# EXERCISE DESCRIPTION
Read through the listing and copy every line that contains the word "file".

# EXERCISE DATA
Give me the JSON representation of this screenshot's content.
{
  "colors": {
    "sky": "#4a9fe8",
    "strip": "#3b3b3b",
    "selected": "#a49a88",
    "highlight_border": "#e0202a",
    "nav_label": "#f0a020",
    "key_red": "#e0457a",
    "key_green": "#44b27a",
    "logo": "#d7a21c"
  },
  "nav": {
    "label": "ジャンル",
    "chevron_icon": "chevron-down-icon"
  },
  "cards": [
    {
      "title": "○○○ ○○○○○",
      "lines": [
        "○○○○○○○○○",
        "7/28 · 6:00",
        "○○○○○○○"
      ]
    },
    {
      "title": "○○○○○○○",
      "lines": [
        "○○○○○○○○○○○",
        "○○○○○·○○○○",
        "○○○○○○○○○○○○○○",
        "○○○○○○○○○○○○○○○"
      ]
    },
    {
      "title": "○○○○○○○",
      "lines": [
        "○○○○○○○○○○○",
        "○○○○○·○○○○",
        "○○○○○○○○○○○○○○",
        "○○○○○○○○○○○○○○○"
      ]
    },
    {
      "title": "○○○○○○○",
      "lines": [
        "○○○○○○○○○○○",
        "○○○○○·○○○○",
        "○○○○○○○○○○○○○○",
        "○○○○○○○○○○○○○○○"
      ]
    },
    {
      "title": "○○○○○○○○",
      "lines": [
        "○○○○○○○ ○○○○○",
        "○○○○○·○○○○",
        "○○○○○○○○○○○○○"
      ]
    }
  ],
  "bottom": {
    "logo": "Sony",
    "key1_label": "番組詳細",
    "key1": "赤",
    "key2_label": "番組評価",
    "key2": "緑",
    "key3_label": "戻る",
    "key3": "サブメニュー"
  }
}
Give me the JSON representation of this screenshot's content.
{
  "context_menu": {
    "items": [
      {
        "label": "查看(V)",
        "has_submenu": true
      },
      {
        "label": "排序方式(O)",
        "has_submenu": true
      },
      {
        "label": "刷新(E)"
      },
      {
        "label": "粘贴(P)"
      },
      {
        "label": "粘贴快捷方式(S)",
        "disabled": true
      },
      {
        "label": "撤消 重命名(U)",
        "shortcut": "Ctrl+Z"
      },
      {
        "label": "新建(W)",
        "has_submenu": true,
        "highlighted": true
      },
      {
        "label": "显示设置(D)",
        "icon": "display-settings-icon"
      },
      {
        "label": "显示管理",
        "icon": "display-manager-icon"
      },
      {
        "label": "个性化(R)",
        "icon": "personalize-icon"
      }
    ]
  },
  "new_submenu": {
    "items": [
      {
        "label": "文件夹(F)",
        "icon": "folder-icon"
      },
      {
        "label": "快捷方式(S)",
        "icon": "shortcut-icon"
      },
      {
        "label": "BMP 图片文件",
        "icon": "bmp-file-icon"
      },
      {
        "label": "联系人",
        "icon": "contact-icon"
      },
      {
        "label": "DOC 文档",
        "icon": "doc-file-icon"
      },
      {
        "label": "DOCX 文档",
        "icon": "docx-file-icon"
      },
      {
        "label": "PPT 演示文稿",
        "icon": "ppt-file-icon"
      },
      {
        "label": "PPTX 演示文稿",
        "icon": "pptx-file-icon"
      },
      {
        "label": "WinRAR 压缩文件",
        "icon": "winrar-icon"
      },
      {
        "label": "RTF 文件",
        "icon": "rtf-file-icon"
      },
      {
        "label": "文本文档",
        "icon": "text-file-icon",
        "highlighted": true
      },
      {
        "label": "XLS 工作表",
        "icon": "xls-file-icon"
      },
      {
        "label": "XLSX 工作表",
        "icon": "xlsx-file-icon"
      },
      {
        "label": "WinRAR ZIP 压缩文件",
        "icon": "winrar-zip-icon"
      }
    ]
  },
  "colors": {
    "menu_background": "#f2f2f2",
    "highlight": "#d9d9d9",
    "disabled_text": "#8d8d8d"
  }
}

# YOUR SOLUTION
        "icon": "bmp-file-icon"
        "icon": "doc-file-icon"
        "icon": "docx-file-icon"
        "icon": "ppt-file-icon"
        "icon": "pptx-file-icon"
        "icon": "rtf-file-icon"
        "icon": "text-file-icon",
        "icon": "xls-file-icon"
        "icon": "xlsx-file-icon"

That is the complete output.